|Available in book on CD, paperback, and hardcover from Beehive Books|
by Gerald N. Lund
Reviewer: Celeste Estes, daughter of the Queen Bee
Genre: Historical Fiction
Length: 804 pages
Goodreads Summary: When it comes to creating spellbinding historical fiction, nobody does it quite like Gerald N. Lund. In The Undaunted, he transports readers first to the coal mines of Yorkshire, then across the ocean and the plains to the territory of Utah, where, even in 1879, there is pioneering to be done. A little-known and perhaps even less-appreciated chapter in the Church's history comes to life in this gripping story of a stalwart group of Saints called to create a settlement to serve as a buffer between the established communities of Utah and the lawless frontier of the Four Corners area. Their challenge will be enormous—but the biggest part of it just may be getting there in the first place. Skillfully interweaving historical figures and events with fictional characters, Gerald Lund takes us through the Hole in the Rock and over miles of uncharted country that even today is impassable without all-terrain vehicles. His account of the adventure, romance, and sacrifices of these undaunted pioneers will resonate with readers who love a good story as well as those who want to better understand the incomparable legacy and unconquerable faith of those valiant Saints.

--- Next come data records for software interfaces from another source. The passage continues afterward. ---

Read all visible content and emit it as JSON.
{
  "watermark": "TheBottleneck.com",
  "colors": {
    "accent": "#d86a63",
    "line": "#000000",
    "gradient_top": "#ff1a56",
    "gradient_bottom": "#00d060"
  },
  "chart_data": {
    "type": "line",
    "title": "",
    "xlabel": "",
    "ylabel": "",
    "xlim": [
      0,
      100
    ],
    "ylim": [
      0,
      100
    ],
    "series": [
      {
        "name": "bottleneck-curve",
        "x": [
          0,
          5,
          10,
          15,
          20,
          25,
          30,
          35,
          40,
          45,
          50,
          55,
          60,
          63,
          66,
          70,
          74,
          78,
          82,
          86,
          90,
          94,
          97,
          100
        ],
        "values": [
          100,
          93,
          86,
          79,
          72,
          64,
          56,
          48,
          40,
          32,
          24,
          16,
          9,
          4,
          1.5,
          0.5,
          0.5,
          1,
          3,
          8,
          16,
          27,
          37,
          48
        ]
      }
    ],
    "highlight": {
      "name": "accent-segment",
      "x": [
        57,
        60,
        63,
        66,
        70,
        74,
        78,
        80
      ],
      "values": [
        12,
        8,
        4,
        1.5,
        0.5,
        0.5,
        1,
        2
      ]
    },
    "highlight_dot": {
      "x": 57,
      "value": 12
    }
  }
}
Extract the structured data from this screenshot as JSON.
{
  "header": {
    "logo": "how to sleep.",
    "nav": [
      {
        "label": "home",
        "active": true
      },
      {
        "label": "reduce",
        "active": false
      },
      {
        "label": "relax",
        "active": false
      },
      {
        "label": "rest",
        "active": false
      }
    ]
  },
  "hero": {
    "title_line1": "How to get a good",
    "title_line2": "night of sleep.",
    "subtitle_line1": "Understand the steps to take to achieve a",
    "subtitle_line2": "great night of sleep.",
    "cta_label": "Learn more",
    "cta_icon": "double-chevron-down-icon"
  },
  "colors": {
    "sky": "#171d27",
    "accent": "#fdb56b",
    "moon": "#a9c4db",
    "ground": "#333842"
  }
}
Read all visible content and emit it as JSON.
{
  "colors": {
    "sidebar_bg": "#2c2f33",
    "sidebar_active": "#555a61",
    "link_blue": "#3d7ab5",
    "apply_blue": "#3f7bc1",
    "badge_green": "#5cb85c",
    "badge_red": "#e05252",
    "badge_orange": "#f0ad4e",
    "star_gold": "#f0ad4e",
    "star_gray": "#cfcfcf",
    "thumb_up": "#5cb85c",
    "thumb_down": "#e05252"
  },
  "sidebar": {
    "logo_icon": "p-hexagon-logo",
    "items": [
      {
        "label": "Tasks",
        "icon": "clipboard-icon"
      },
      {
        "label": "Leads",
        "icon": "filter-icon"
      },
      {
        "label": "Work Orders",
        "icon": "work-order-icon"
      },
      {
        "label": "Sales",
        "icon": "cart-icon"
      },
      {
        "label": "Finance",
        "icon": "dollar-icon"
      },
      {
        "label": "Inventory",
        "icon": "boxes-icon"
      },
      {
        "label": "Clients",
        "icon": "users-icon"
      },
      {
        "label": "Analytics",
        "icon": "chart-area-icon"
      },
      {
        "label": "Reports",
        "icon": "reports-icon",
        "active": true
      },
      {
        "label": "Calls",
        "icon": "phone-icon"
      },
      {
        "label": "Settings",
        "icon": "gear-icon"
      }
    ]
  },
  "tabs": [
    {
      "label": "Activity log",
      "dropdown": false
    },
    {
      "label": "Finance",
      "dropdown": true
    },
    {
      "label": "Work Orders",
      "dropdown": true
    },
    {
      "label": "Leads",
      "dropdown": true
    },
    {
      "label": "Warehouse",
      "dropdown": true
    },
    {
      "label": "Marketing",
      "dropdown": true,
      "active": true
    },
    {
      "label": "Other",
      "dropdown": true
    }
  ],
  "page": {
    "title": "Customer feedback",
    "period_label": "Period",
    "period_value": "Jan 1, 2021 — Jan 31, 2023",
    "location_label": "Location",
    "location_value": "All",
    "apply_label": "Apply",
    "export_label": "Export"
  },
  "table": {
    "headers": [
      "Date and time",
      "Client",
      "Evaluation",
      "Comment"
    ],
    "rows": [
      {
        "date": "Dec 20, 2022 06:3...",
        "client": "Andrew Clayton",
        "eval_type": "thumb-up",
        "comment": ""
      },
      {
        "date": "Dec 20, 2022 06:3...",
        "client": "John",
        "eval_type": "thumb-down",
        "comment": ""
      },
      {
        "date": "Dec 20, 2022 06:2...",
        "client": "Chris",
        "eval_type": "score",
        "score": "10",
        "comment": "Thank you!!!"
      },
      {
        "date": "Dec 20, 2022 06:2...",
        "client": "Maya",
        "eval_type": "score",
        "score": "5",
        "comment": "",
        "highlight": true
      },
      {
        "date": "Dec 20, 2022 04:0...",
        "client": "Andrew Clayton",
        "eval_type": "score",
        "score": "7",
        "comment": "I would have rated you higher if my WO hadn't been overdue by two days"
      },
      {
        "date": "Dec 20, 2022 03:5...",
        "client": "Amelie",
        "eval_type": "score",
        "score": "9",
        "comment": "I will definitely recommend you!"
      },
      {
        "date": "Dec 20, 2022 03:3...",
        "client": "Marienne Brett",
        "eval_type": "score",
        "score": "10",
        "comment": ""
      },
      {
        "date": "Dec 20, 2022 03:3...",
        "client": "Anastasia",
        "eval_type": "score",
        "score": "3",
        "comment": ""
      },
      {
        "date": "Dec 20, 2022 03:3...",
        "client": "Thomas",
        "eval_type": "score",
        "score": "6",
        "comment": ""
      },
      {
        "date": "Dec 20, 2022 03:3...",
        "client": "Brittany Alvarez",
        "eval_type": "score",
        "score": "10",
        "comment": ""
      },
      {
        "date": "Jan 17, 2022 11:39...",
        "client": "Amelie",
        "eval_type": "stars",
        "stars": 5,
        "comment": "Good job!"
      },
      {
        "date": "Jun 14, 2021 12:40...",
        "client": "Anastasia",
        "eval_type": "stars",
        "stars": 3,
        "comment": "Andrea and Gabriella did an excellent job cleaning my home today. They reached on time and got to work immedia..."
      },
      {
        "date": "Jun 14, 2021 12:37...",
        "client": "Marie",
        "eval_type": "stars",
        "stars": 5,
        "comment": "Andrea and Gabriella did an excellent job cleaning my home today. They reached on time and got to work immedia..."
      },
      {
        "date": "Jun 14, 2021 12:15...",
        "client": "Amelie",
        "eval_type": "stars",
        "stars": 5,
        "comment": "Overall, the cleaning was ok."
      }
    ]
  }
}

My Thoughts: Okay, so I just realized that the Goodreads summary is actually pretty biased: "spellbinding historical fiction," "skillfully interweaving," "will resonate with," etc. I agree that this book as history is great. It educates and brings to life for us a part of history that we do not know much about.
However, as a story, I think it attempts to cover too much time, starting in Yorkshire and ending in the Four Corners area. I can see why Lund does this. He wants us to understand the main character and the main character's father with a depth that would be otherwise impossible. However, because we start so far back, the story ends up having a long and dragged out feel to it. I found myself liking parts of the story but having to force myself to keep reading when it would switch gears. Also, although the love story added a fun touch, I felt it could have been executed much better, giving more attention to it and less to some of the other things. The love development just was not there, and suddenly the story ends with a marriage, surprise!
Overall, I learned enough to make reading this worthwhile, but it was not my favorite historical fiction.
3 out of 5 stars.